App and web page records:
──────
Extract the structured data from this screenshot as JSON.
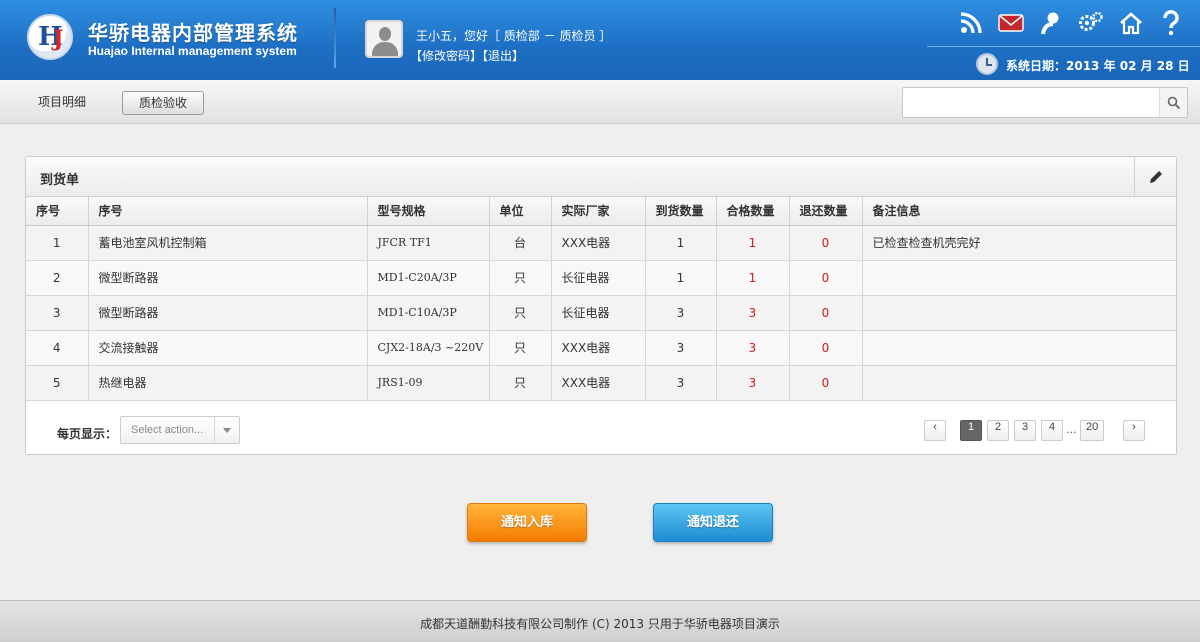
{
  "header": {
    "logo_title": "华骄电器内部管理系统",
    "logo_subtitle": "Huajao Internal management system",
    "user_greeting": "王小五，您好［ 质检部 － 质检员 ］",
    "change_password": "【修改密码】",
    "logout": "【退出】",
    "icons": [
      "rss-icon",
      "mail-icon",
      "user-icon",
      "settings-icon",
      "home-icon",
      "help-icon"
    ],
    "system_date": "系统日期：2013 年 02 月 28 日"
  },
  "tabs": {
    "items": [
      {
        "label": "项目明细"
      },
      {
        "label": "质检验收"
      }
    ],
    "active": "质检验收"
  },
  "search": {
    "placeholder": "",
    "value": ""
  },
  "panel": {
    "title": "到货单",
    "columns": [
      "序号",
      "序号",
      "型号规格",
      "单位",
      "实际厂家",
      "到货数量",
      "合格数量",
      "退还数量",
      "备注信息"
    ],
    "rows": [
      {
        "no": "1",
        "name": "蓄电池室风机控制箱",
        "model": "JFCR TF1",
        "unit": "台",
        "maker": "XXX电器",
        "arrived": "1",
        "qualified": "1",
        "returned": "0",
        "remark": "已检查检查机壳完好"
      },
      {
        "no": "2",
        "name": "微型断路器",
        "model": "MD1-C20A/3P",
        "unit": "只",
        "maker": "长征电器",
        "arrived": "1",
        "qualified": "1",
        "returned": "0",
        "remark": ""
      },
      {
        "no": "3",
        "name": "微型断路器",
        "model": "MD1-C10A/3P",
        "unit": "只",
        "maker": "长征电器",
        "arrived": "3",
        "qualified": "3",
        "returned": "0",
        "remark": ""
      },
      {
        "no": "4",
        "name": "交流接触器",
        "model": "CJX2-18A/3 ~220V",
        "unit": "只",
        "maker": "XXX电器",
        "arrived": "3",
        "qualified": "3",
        "returned": "0",
        "remark": ""
      },
      {
        "no": "5",
        "name": "热继电器",
        "model": "JRS1-09",
        "unit": "只",
        "maker": "XXX电器",
        "arrived": "3",
        "qualified": "3",
        "returned": "0",
        "remark": ""
      }
    ],
    "per_page_label": "每页显示：",
    "per_page_placeholder": "Select action...",
    "pagination": {
      "prev": "‹",
      "pages": [
        "1",
        "2",
        "3",
        "4"
      ],
      "ellipsis": "...",
      "last": "20",
      "next": "›",
      "current": "1"
    }
  },
  "actions": {
    "notify_instock": "通知入库",
    "notify_return": "通知退还"
  },
  "footer": {
    "text": "成都天道酬勤科技有限公司制作 (C) 2013 只用于华骄电器项目演示"
  },
  "colors": {
    "header_blue": "#1d6fc4",
    "orange": "#f57c00",
    "blue": "#1e8bd3",
    "red": "#d01d1d"
  }
}
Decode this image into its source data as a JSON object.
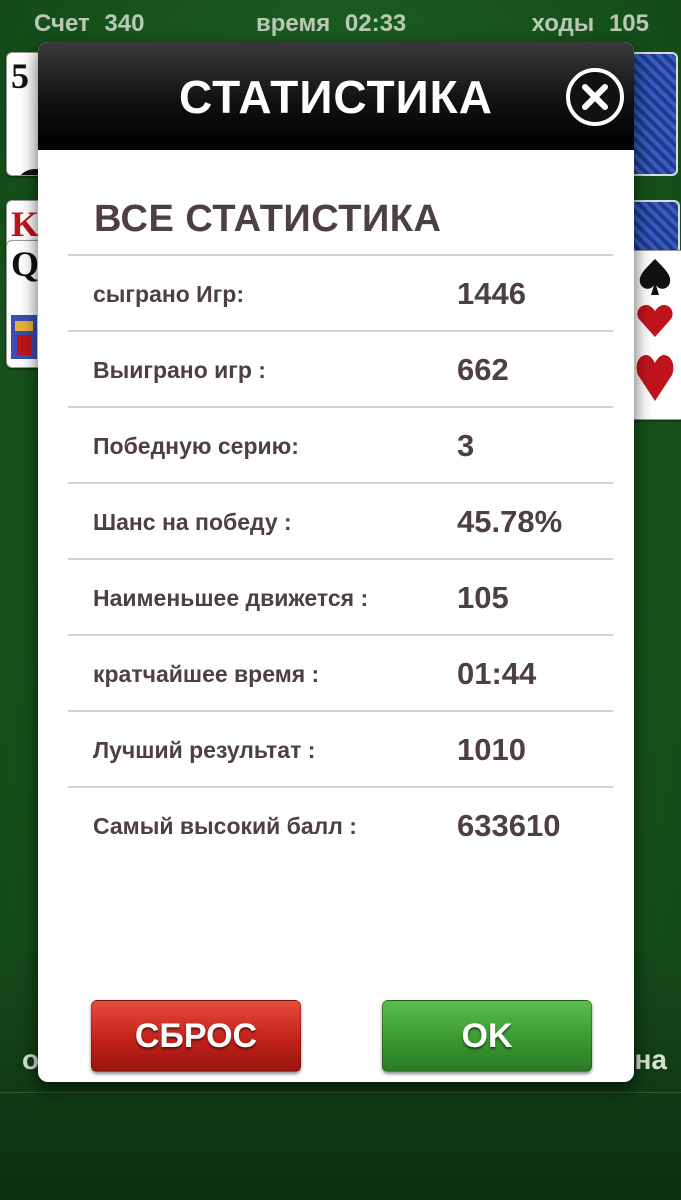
{
  "status": {
    "score_label": "Счет",
    "score_value": "340",
    "time_label": "время",
    "time_value": "02:33",
    "moves_label": "ходы",
    "moves_value": "105"
  },
  "background": {
    "cards": [
      {
        "rank": "5",
        "suit": "clubs"
      },
      {
        "rank": "K",
        "suit": "hearts"
      },
      {
        "rank": "Q",
        "suit": "spades"
      }
    ],
    "bottom_left_text": "о",
    "bottom_right_text": "на"
  },
  "modal": {
    "title": "СТАТИСТИКА",
    "section_title": "ВСЕ СТАТИСТИКА",
    "stats": [
      {
        "label": "сыграно Игр:",
        "value": "1446"
      },
      {
        "label": "Выиграно игр :",
        "value": "662"
      },
      {
        "label": "Победную серию:",
        "value": "3"
      },
      {
        "label": "Шанс на победу :",
        "value": "45.78%"
      },
      {
        "label": "Наименьшее движется :",
        "value": "105"
      },
      {
        "label": "кратчайшее время :",
        "value": "01:44"
      },
      {
        "label": "Лучший результат :",
        "value": "1010"
      },
      {
        "label": "Самый высокий балл :",
        "value": "633610"
      }
    ],
    "reset_label": "СБРОС",
    "ok_label": "OK"
  },
  "colors": {
    "table_green": "#195a1f",
    "text_dark": "#4d3f44",
    "reset_red": "#c1231a",
    "ok_green": "#3a9a31"
  }
}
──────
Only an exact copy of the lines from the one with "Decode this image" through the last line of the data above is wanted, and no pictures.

Decode this image into its source data as a JSON object.
{
  "status": {
    "score_label": "Счет",
    "score_value": "340",
    "time_label": "время",
    "time_value": "02:33",
    "moves_label": "ходы",
    "moves_value": "105"
  },
  "background": {
    "cards": [
      {
        "rank": "5",
        "suit": "clubs"
      },
      {
        "rank": "K",
        "suit": "hearts"
      },
      {
        "rank": "Q",
        "suit": "spades"
      }
    ],
    "bottom_left_text": "о",
    "bottom_right_text": "на"
  },
  "modal": {
    "title": "СТАТИСТИКА",
    "section_title": "ВСЕ СТАТИСТИКА",
    "stats": [
      {
        "label": "сыграно Игр:",
        "value": "1446"
      },
      {
        "label": "Выиграно игр :",
        "value": "662"
      },
      {
        "label": "Победную серию:",
        "value": "3"
      },
      {
        "label": "Шанс на победу :",
        "value": "45.78%"
      },
      {
        "label": "Наименьшее движется :",
        "value": "105"
      },
      {
        "label": "кратчайшее время :",
        "value": "01:44"
      },
      {
        "label": "Лучший результат :",
        "value": "1010"
      },
      {
        "label": "Самый высокий балл :",
        "value": "633610"
      }
    ],
    "reset_label": "СБРОС",
    "ok_label": "OK"
  },
  "colors": {
    "table_green": "#195a1f",
    "text_dark": "#4d3f44",
    "reset_red": "#c1231a",
    "ok_green": "#3a9a31"
  }
}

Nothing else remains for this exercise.